Boston Parents Say No to the MCAS

Monday, April 9, 2001

CONTACT: Eleanor LeCain (617) 983-3436 or
Peggy Wiesenberg (617) 624-5220 (day); (617) 524-5405 (evening)

Most students at Mission Hill School in Roxbury will not be taking MCAS tests this week. Parents of 17 of 22 third grade students have asked the school not to administer to their children the new MCAS third grade reading test. Parents of most fourth, seventh and eighth graders also are saying no to MCAS. As a result, at least 12 of the 15 fourth graders, 8 of 15 seventh graders and 10 of 12 eighth graders will not take the MCAS English Language
Arts writing prompt this week.

According to a survey done by the Mission Hill School Parent Council, 80% of respondents with children in kindergarten through grade three, do not want their children to take the new MCAS third grade reading test. The survey also reveals that approximately 70% of respondents with children in grades K-8 do not want their children to take the MCAS history or science tests. Parents of 46% of those responding to the survey plan to boycott all MCAS testing.

Mission Hill School is one of 130 schools within Boston Public School system. Started four years ago, the school currently enrolls 163 students in Kindergarten through 8th grade, of which 51% are black, 17% are Hispanic, 6% are Asian and 26% are white.

According to Parent Council Co-Chair Margarita Poles of Dorchester, who has children in grades 3, 5 and 8, "The survey response rate was phenomenal and represents all constituencies of the school." Parents of 129 students, or 79% of the school, responded to the survey. Added Poles, "This response rate comes from two years of dialogue and education with parents at Mission Hill School about MCAS."

"Our school is a citywide school. Parents from Boston, Brighton, Dorchester, Hyde Park, Jamaica Plain, Mattapan, Mission Hill, Roslindale, and Roxbury sent in surveys saying that they do not want their children subjected to various MCAS tests," said Peggy Wiesenberg, a member of the Parent Council who worked on the survey.

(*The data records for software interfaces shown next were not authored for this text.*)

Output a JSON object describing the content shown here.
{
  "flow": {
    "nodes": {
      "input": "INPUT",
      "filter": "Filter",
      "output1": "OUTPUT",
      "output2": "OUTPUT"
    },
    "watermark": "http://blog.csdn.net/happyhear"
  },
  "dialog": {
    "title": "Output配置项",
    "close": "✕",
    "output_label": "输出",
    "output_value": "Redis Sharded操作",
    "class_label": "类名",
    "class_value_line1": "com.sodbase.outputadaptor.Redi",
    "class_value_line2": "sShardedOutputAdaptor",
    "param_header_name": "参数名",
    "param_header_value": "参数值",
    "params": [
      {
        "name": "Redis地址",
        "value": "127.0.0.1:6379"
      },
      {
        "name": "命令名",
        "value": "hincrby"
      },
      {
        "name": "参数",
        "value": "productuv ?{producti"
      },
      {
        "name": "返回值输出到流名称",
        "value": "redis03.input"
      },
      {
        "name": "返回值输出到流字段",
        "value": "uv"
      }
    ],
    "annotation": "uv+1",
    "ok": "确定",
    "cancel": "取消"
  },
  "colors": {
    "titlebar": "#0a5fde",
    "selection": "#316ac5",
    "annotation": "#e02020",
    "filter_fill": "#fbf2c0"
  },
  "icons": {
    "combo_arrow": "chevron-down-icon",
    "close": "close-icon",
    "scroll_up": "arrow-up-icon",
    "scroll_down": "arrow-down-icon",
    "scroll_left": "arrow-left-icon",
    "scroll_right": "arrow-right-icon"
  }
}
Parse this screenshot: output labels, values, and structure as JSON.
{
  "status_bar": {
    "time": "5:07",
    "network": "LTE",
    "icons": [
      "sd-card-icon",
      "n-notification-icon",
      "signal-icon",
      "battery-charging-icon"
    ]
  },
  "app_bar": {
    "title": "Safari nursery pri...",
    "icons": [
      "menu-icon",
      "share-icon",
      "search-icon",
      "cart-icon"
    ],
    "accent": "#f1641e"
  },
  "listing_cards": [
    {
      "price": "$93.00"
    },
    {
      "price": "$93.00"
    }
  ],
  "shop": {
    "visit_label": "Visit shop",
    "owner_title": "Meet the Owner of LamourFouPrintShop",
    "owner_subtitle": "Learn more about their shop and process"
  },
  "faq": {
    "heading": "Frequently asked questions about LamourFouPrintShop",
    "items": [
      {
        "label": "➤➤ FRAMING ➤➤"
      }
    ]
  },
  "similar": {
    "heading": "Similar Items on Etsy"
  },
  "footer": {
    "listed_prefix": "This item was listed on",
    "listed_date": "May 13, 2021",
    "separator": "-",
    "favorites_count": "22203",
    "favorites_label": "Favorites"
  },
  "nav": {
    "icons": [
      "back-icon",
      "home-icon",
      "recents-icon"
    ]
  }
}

In February 2001, the Parent Council voted unanimously to endorse a statement, supported by faculty, that "state-imposed MCAS tests are incompatible with the mission, values and goals of the Mission Hill school and undermine our more rigorous preparation for high school. We believe that the MCAS in its present form will cause harm to students in all schools and to education in Massachusetts. Furthermore, we believe that decisions regarding a student's grades in school, promotion and graduation should be made by those most knowledgeable about the child -- family and school -- and not by a State test score alone." The Parent Council used its March newsletter to distribute the MCAS survey, forge a united approach to MCAS and to solicit parent input into school policy.

In March, the Parent Council presented its vote and its survey results to the school's Governing Board. Composed of representatives of parents, teachers and community representatives, the Board makes policy for the school. The Board endorsed the staff/parent council statement and directed the school to send all parents a letter informing them that the Board would respect individual parent's written requests regarding their consent, or withholding of consent, for their child's participation in MCAS testing up until the date of test administration. In late March and early April parents made their written requests known to the school.

"Parents ultimately have the right to decide whether or not to have their children tested and we must respect that," said Bruce Smith, Co-Chair of and one of five community representatives to the Governing Board. "Parental involvement is key to children's education and we must respect parents taking the lead in helping this school move forward."

Some parents from Mission Hill School are working with the Citywide Parents Council and the Boston chapter of the Coalition for Authentic Reform of Education (CARE) to distribute a leaflet for parents and students called "Know Your Rights Graduation and Promotion School Year 2000-2001."Citywide Parents Council works with parent councils throughout the Boston public schools. Boston CARE, a newly formed citywide organization of parents and teachers and students, is working to eliminate MCAS as a graduation or promotion requirement and to create a strong coalition to fight for better schools for all Boston public school students.

Said Eleanor LeCain, Co-Chair of the Mission Hill Parent Council, "We believe in high standards in education; that's why we don't want our children taking the MCAS. Politicians who are making educational policy seem to have forgotten that the purpose of the Education Reform Act was to foster quality education and innovative schools like the Mission Hill School. Why
aren't the State and the City of Boston replicating schools like Mission Hill that have two adults in each classroom of no more than 20 students? Why isn't the Commonwealth investing in a portfolio assessment system like the one we have at Mission Hill?"